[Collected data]
-.-.-

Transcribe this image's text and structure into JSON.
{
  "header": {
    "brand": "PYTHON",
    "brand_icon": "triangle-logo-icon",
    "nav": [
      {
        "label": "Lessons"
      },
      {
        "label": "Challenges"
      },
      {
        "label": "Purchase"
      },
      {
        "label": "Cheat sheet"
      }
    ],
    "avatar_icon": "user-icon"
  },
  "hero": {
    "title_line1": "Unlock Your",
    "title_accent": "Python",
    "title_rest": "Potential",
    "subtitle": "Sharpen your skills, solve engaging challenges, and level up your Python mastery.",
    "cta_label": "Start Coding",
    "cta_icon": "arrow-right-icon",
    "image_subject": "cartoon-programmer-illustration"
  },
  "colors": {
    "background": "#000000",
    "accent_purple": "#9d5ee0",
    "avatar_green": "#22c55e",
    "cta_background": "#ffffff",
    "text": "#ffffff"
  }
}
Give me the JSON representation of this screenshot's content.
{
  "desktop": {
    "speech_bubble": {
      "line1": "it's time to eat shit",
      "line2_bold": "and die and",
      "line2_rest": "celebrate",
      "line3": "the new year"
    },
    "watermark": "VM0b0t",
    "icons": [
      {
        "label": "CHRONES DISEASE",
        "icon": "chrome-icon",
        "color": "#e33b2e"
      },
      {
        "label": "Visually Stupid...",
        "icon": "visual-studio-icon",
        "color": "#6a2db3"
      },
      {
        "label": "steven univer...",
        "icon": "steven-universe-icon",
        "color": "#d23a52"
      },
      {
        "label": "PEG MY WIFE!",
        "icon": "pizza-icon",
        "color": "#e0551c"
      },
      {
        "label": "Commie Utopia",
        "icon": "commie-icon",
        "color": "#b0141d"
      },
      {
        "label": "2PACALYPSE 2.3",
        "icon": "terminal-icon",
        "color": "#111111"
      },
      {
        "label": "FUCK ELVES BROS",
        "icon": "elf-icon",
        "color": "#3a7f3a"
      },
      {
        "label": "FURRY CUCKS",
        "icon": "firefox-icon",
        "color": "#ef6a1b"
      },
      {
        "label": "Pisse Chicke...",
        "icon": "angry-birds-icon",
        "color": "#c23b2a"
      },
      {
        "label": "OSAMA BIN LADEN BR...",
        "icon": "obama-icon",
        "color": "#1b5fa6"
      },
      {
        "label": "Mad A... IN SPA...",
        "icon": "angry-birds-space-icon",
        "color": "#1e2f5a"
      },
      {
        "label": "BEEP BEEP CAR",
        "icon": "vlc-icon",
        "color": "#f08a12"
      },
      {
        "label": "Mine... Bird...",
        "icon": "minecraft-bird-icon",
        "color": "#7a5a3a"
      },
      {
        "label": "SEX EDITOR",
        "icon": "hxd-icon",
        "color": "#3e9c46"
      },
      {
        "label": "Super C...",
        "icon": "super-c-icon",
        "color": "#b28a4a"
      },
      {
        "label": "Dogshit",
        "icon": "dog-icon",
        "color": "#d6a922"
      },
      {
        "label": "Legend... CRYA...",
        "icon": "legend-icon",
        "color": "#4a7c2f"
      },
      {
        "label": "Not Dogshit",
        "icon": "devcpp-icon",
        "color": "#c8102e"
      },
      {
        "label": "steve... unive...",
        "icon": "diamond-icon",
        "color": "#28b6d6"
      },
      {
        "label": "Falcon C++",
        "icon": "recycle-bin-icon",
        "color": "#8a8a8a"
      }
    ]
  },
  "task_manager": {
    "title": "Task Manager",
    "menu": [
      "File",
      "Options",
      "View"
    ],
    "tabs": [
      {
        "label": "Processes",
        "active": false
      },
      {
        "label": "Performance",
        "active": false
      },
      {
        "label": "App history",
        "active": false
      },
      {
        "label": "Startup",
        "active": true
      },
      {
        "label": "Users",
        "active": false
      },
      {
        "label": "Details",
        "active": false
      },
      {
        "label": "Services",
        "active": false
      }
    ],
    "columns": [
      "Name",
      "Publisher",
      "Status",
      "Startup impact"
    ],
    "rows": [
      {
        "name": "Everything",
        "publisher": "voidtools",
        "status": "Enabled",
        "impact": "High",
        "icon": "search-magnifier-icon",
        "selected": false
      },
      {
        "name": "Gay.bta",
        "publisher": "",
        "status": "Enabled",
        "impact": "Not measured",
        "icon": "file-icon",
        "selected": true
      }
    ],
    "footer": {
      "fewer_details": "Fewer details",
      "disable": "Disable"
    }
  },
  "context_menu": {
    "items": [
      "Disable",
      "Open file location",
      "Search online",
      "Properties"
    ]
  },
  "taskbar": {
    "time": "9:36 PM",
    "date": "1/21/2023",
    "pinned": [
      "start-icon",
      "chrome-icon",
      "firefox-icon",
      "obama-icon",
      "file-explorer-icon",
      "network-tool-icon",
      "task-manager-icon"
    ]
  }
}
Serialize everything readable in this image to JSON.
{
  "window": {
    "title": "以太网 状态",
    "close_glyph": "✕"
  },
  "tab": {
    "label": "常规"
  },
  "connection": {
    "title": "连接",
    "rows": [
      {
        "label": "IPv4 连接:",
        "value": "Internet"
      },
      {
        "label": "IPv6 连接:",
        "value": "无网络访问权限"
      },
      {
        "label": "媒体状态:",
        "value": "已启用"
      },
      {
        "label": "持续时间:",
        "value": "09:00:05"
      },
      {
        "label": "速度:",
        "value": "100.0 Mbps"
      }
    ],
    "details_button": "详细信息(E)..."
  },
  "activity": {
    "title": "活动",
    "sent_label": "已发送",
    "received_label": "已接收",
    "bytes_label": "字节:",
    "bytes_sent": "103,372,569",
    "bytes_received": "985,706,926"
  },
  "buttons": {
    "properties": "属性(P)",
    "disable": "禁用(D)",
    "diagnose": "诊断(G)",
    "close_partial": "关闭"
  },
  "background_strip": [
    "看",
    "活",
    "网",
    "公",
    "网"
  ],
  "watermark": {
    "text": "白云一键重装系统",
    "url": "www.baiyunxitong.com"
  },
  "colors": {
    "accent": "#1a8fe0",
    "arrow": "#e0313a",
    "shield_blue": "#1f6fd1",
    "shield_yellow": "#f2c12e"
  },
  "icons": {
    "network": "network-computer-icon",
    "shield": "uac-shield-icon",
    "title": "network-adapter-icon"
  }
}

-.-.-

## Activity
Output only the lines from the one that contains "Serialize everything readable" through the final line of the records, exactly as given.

## Exercise response
Serialize everything readable in this image to JSON.
{
  "window": {
    "title": "以太网 状态",
    "close_glyph": "✕"
  },
  "tab": {
    "label": "常规"
  },
  "connection": {
    "title": "连接",
    "rows": [
      {
        "label": "IPv4 连接:",
        "value": "Internet"
      },
      {
        "label": "IPv6 连接:",
        "value": "无网络访问权限"
      },
      {
        "label": "媒体状态:",
        "value": "已启用"
      },
      {
        "label": "持续时间:",
        "value": "09:00:05"
      },
      {
        "label": "速度:",
        "value": "100.0 Mbps"
      }
    ],
    "details_button": "详细信息(E)..."
  },
  "activity": {
    "title": "活动",
    "sent_label": "已发送",
    "received_label": "已接收",
    "bytes_label": "字节:",
    "bytes_sent": "103,372,569",
    "bytes_received": "985,706,926"
  },
  "buttons": {
    "properties": "属性(P)",
    "disable": "禁用(D)",
    "diagnose": "诊断(G)",
    "close_partial": "关闭"
  },
  "background_strip": [
    "看",
    "活",
    "网",
    "公",
    "网"
  ],
  "watermark": {
    "text": "白云一键重装系统",
    "url": "www.baiyunxitong.com"
  },
  "colors": {
    "accent": "#1a8fe0",
    "arrow": "#e0313a",
    "shield_blue": "#1f6fd1",
    "shield_yellow": "#f2c12e"
  },
  "icons": {
    "network": "network-computer-icon",
    "shield": "uac-shield-icon",
    "title": "network-adapter-icon"
  }
}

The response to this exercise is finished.